> [THE TASK] An exact copy of all the data is needed, with every picture left out.

Collected data entries
________

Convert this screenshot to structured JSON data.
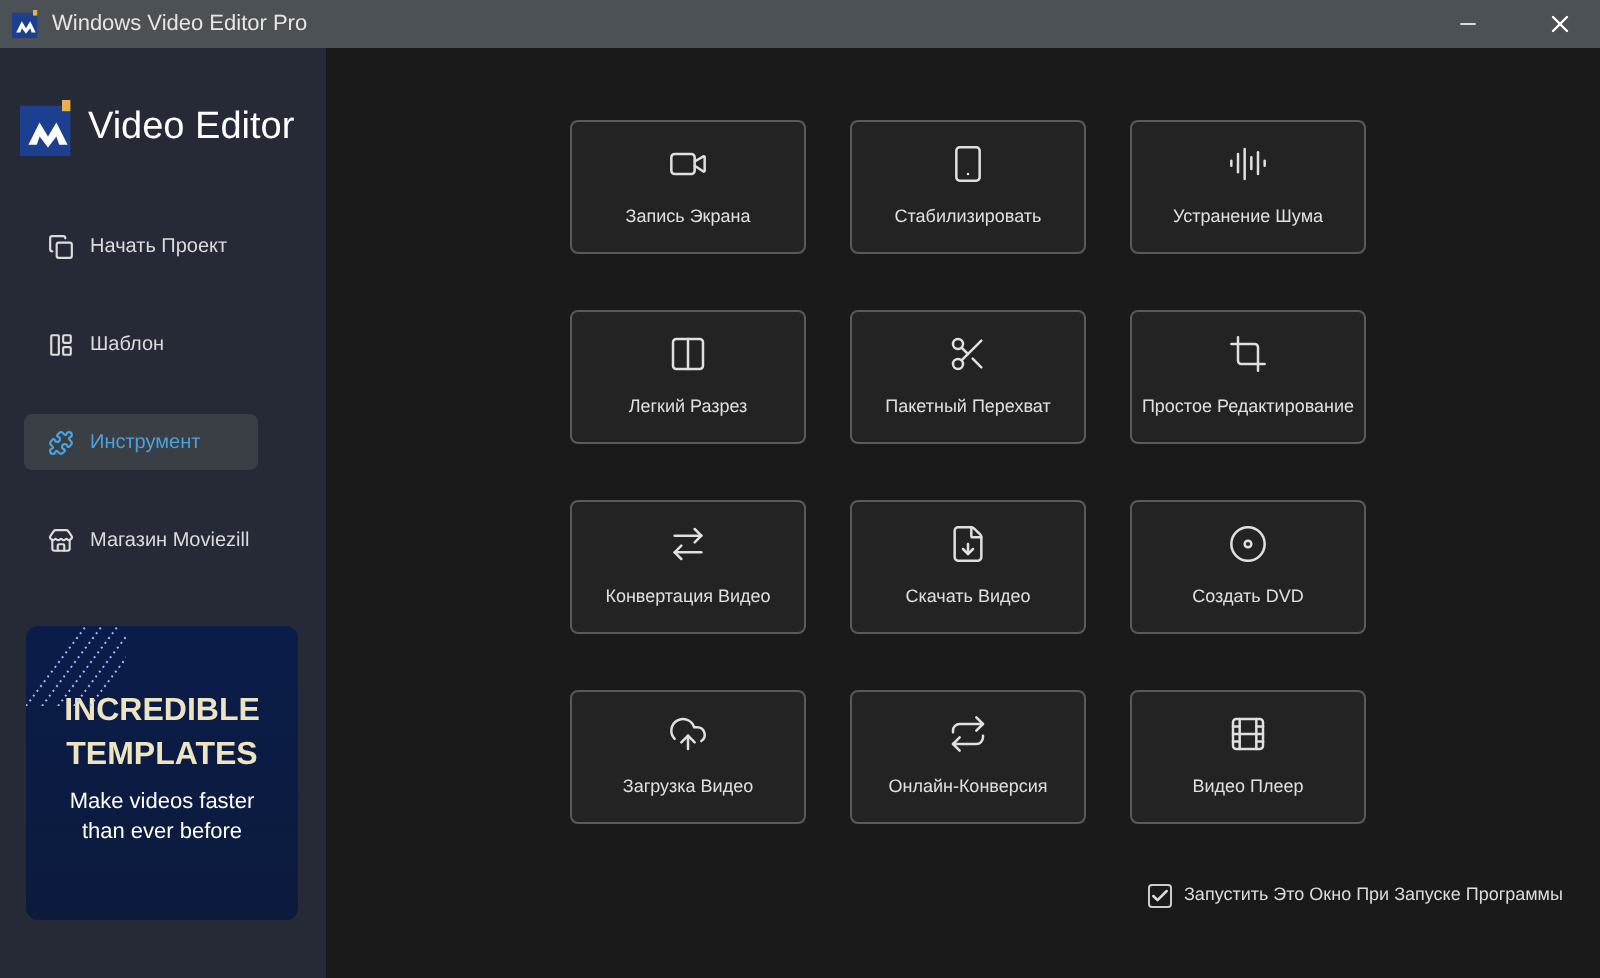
{
  "window": {
    "title": "Windows Video Editor Pro"
  },
  "sidebar": {
    "brand": "Video Editor",
    "items": [
      {
        "label": "Начать Проект",
        "selected": false
      },
      {
        "label": "Шаблон",
        "selected": false
      },
      {
        "label": "Инструмент",
        "selected": true
      },
      {
        "label": "Магазин Moviezill",
        "selected": false
      }
    ],
    "banner": {
      "title_line1": "INCREDIBLE",
      "title_line2": "TEMPLATES",
      "subtitle": "Make videos faster than ever before"
    }
  },
  "tools": [
    {
      "label": "Запись Экрана"
    },
    {
      "label": "Стабилизировать"
    },
    {
      "label": "Устранение Шума"
    },
    {
      "label": "Легкий Разрез"
    },
    {
      "label": "Пакетный Перехват"
    },
    {
      "label": "Простое Редактирование"
    },
    {
      "label": "Конвертация Видео"
    },
    {
      "label": "Скачать Видео"
    },
    {
      "label": "Создать DVD"
    },
    {
      "label": "Загрузка Видео"
    },
    {
      "label": "Онлайн-Конверсия"
    },
    {
      "label": "Видео Плеер"
    }
  ],
  "startup_checkbox": {
    "label": "Запустить Это Окно При Запуске Программы",
    "checked": true
  }
}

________

> [ANSWER SECTION]
Convert this screenshot to structured JSON data.
{
  "window": {
    "title": "Windows Video Editor Pro"
  },
  "sidebar": {
    "brand": "Video Editor",
    "items": [
      {
        "label": "Начать Проект",
        "selected": false
      },
      {
        "label": "Шаблон",
        "selected": false
      },
      {
        "label": "Инструмент",
        "selected": true
      },
      {
        "label": "Магазин Moviezill",
        "selected": false
      }
    ],
    "banner": {
      "title_line1": "INCREDIBLE",
      "title_line2": "TEMPLATES",
      "subtitle": "Make videos faster than ever before"
    }
  },
  "tools": [
    {
      "label": "Запись Экрана"
    },
    {
      "label": "Стабилизировать"
    },
    {
      "label": "Устранение Шума"
    },
    {
      "label": "Легкий Разрез"
    },
    {
      "label": "Пакетный Перехват"
    },
    {
      "label": "Простое Редактирование"
    },
    {
      "label": "Конвертация Видео"
    },
    {
      "label": "Скачать Видео"
    },
    {
      "label": "Создать DVD"
    },
    {
      "label": "Загрузка Видео"
    },
    {
      "label": "Онлайн-Конверсия"
    },
    {
      "label": "Видео Плеер"
    }
  ],
  "startup_checkbox": {
    "label": "Запустить Это Окно При Запуске Программы",
    "checked": true
  }
}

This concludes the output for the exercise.